Ostensibly, dispensing with the regular elements of an Role-playing game (chatting with NPCs, quests, neighborhoods, STORY) in favor of centering on the combat seems to be a boon for those that desire to enjoy a fast paced video game with all of the strategic nuance of the RPG and no narrative. Sadly, the particular turn-based mechanics for Globe of Heroes stimulate a state of boredom hitherto thought unattainable for a video game based on the Star Wars licence. With no real objectives or plot, challenges and grinding become a dull affair after the first thirty minutes. After two hours, what was new about the game gets to be increasingly annoying.
There aren’t complex controls or even latency to worry over. The sport is entirely food list driven and turn-based, without any gameplay mechanic concerning exploration or free-movement. In other words, “tap, tap, tappity tap.Inch Unless one is having troubles with the digitizer of their touch screen device, there is little to hinder one through effectively navigating the experience.

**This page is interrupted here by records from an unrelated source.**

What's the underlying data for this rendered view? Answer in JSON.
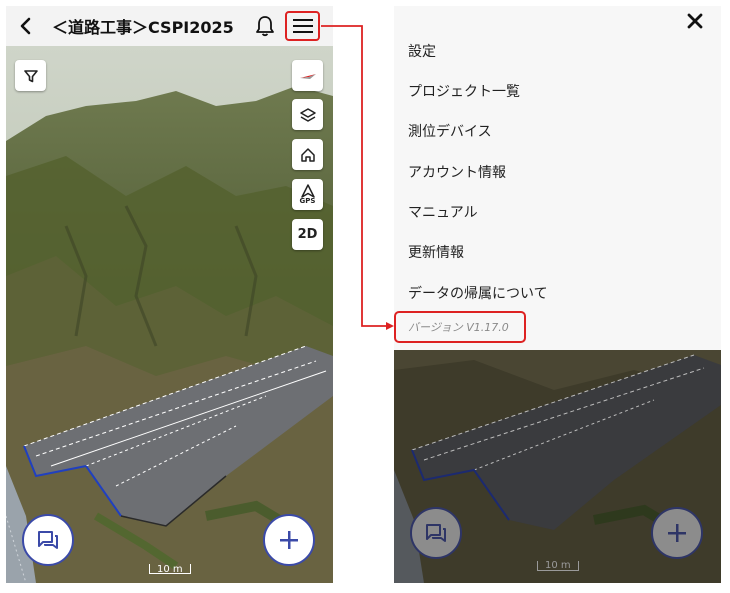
{
  "left_screen": {
    "header": {
      "title": "＜道路工事＞CSPI2025",
      "back_icon": "chevron-left-icon",
      "notification_icon": "bell-icon",
      "menu_icon": "hamburger-menu-icon"
    },
    "map_tools": {
      "filter_icon": "filter-icon",
      "compass_icon": "compass-icon",
      "layers_icon": "layers-icon",
      "home_icon": "home-icon",
      "gps_label": "GPS",
      "view_mode_label": "2D"
    },
    "scale_label": "10 m",
    "fab_left_icon": "chat-icon",
    "fab_right_icon": "plus-icon"
  },
  "right_screen": {
    "close_icon": "close-icon",
    "menu_items": [
      "設定",
      "プロジェクト一覧",
      "測位デバイス",
      "アカウント情報",
      "マニュアル",
      "更新情報",
      "データの帰属について"
    ],
    "version_text": "バージョン V1.17.0",
    "scale_label": "10 m"
  },
  "colors": {
    "highlight": "#dd2222",
    "fab_border": "#3b4aa8",
    "header_bg": "#f3f3f3",
    "menu_bg": "#f7f7f7"
  }
}
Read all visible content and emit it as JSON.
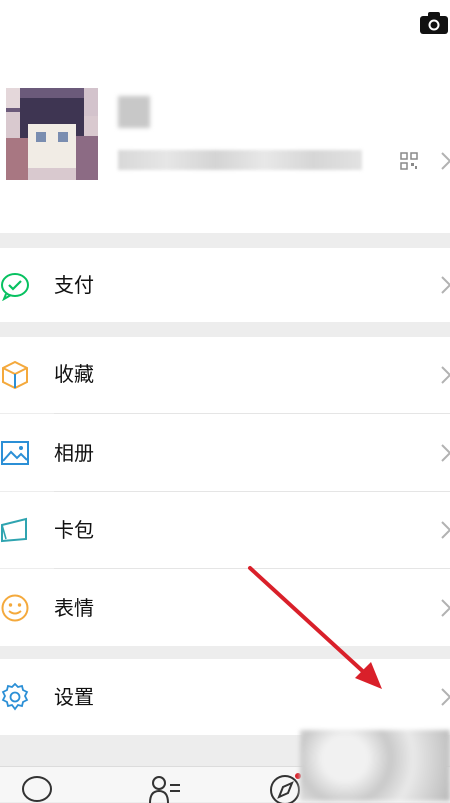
{
  "menu": {
    "pay": "支付",
    "favorites": "收藏",
    "album": "相册",
    "wallet": "卡包",
    "stickers": "表情",
    "settings": "设置"
  },
  "colors": {
    "accent_green": "#07c160",
    "annotation_red": "#d9202a",
    "favorites_orange": "#f4a93c",
    "icon_blue": "#2b8fd6"
  },
  "icons": [
    "camera-icon",
    "qr-code-icon",
    "chevron-right-icon",
    "pay-icon",
    "favorites-icon",
    "album-icon",
    "wallet-icon",
    "stickers-icon",
    "settings-icon",
    "chat-tab-icon",
    "contacts-tab-icon",
    "discover-tab-icon"
  ]
}
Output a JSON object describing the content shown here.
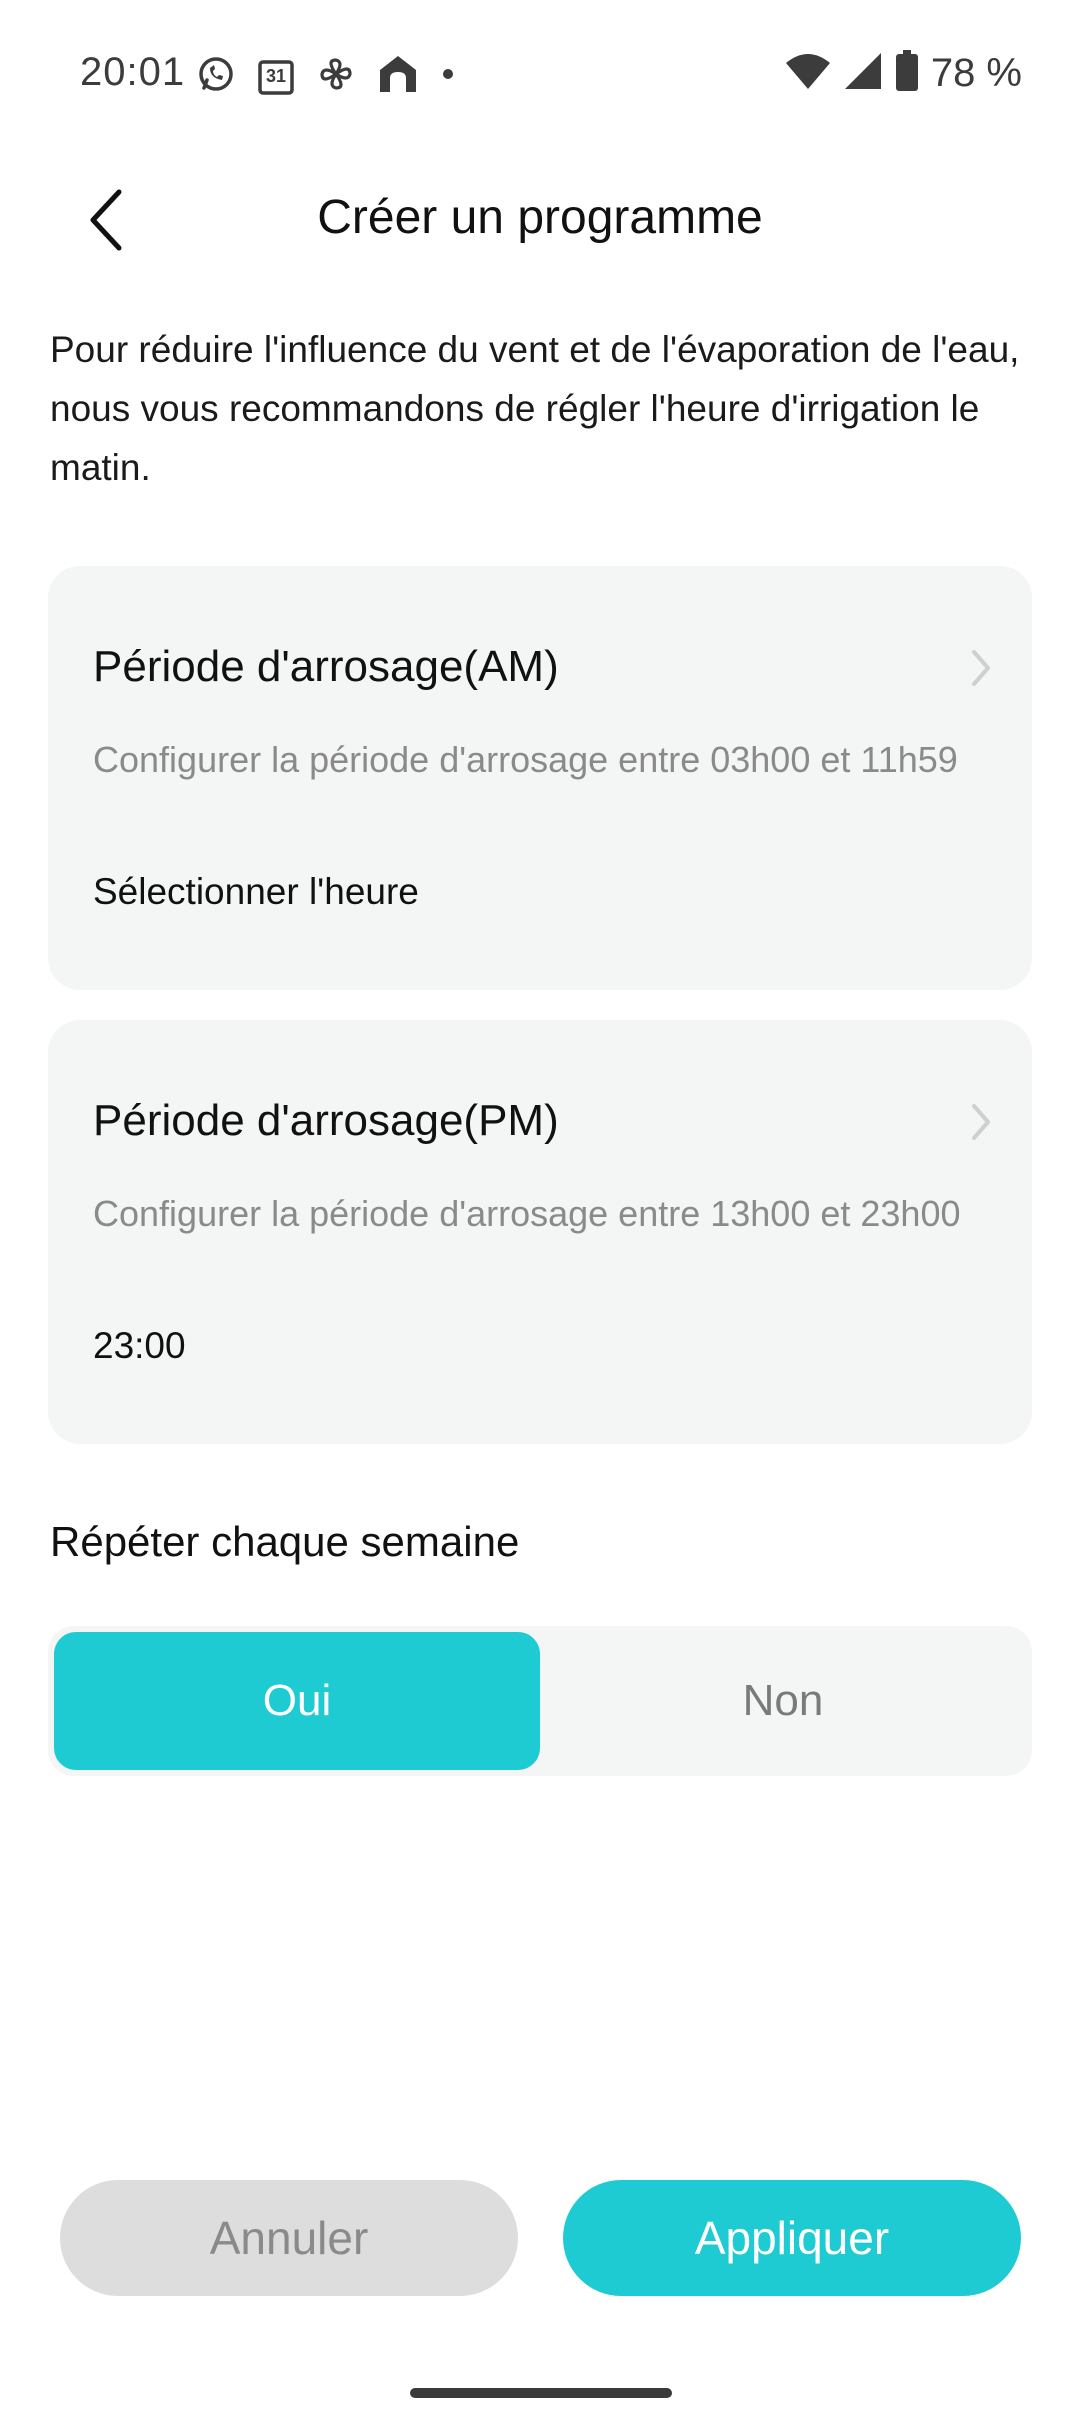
{
  "status_bar": {
    "time": "20:01",
    "battery": "78 %",
    "left_icons": [
      "whatsapp-icon",
      "calendar-icon",
      "pinwheel-icon",
      "home-app-icon",
      "dot-icon"
    ],
    "calendar_day": "31",
    "right_icons": [
      "wifi-icon",
      "signal-icon",
      "battery-icon"
    ]
  },
  "header": {
    "title": "Créer un programme",
    "back_icon": "chevron-left-icon"
  },
  "intro_text": "Pour réduire l'influence du vent et de l'évaporation de l'eau, nous vous recommandons de régler l'heure d'irrigation le matin.",
  "cards": [
    {
      "title": "Période d'arrosage(AM)",
      "description": "Configurer la période d'arrosage entre 03h00 et 11h59",
      "value": "Sélectionner l'heure"
    },
    {
      "title": "Période d'arrosage(PM)",
      "description": "Configurer la période d'arrosage entre 13h00 et 23h00",
      "value": "23:00"
    }
  ],
  "repeat": {
    "title": "Répéter chaque semaine",
    "options": [
      "Oui",
      "Non"
    ],
    "selected": "Oui"
  },
  "actions": {
    "cancel": "Annuler",
    "apply": "Appliquer"
  },
  "colors": {
    "accent": "#1ecbd3",
    "card_bg": "#f4f5f5",
    "muted_text": "#8a8a8a",
    "cancel_bg": "#dddddd"
  }
}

Visual fidelity isn’t every little thing, and there is always the desire to consider any art work direction choices which will contribute to a game creating a stylized look. That said, one particular can’t help but feel underwhelmed by Whole world of Heroes, which has an aesthetic that can greatest be described as acquiring its cues with the early era regarding PlayStation 2 games, rather than even the ones that contain aged well like Jak and Daxter: The Forerunner Legacy.
There is nothing stylized about the look of Environment of Heroes; structure are washed out in addition to character animations are so lacking in fluidity that I will not help but feel that the action runs at less than 30fps, which can be rather jarring and distracting. I played the game on my LG G3, despite the fact that the phone was released a bit over a year ago, the chipset (Snapdragon 801 with the Adreno 330) is capable of forcing far more demanding brands with ease. That fact merely further soured my impact of the game’s visual presentation.
Does every game need a showcase of the latest in graphics technological innovation? No. There are many standout mobile titles which have simplified visuals and check stunning (Monument Valley and also the Adventures of Poco Eco come to mind). That said, Globe of Heroes isn’t in the company of such important works. Consequently, the experience simply looks outdated and choppy, which detracts from the overall captivation of the experience.
If an individual enjoyed Capital Games’ previous effort, Characters of Dragon Grow older, then you will likely have a good time playing this game. Those that appreciate time-wasters may find some thing here since the plan missions can be played in a “pick up as well as go” fashion, making this subject ideal for five small sessions. Otherwise, Alien and RPG lovers will find themselves bored stiff by the lack of a correct campaign, and players in general will find little of interest when it comes to Whole world of Heroes.
– Perfect for short gaming sessions
– A new pay wall that may be avoided if one is committed to doing a bit of grinding
– There is nevertheless a pay wall
– No proper campaign
– Wasted technique Star Wars license
– Dull turn-based combat
– Outdated graphics
– Sluggish animations
Final Score: whyyyyyyyy…..??????
Not perhaps the most ardent The exorcist fan could be certain to willingly suffer through this game for more than a few hours before opting to delete it off their device. There are better options in the Engage in Store for avid gamers seeking an enjoyable Alien or RPG encounter, including Kabam’s solid Diablo replicated, Star Wars Uprising, plus the venerable smash-hit, Knights of the Old Republic.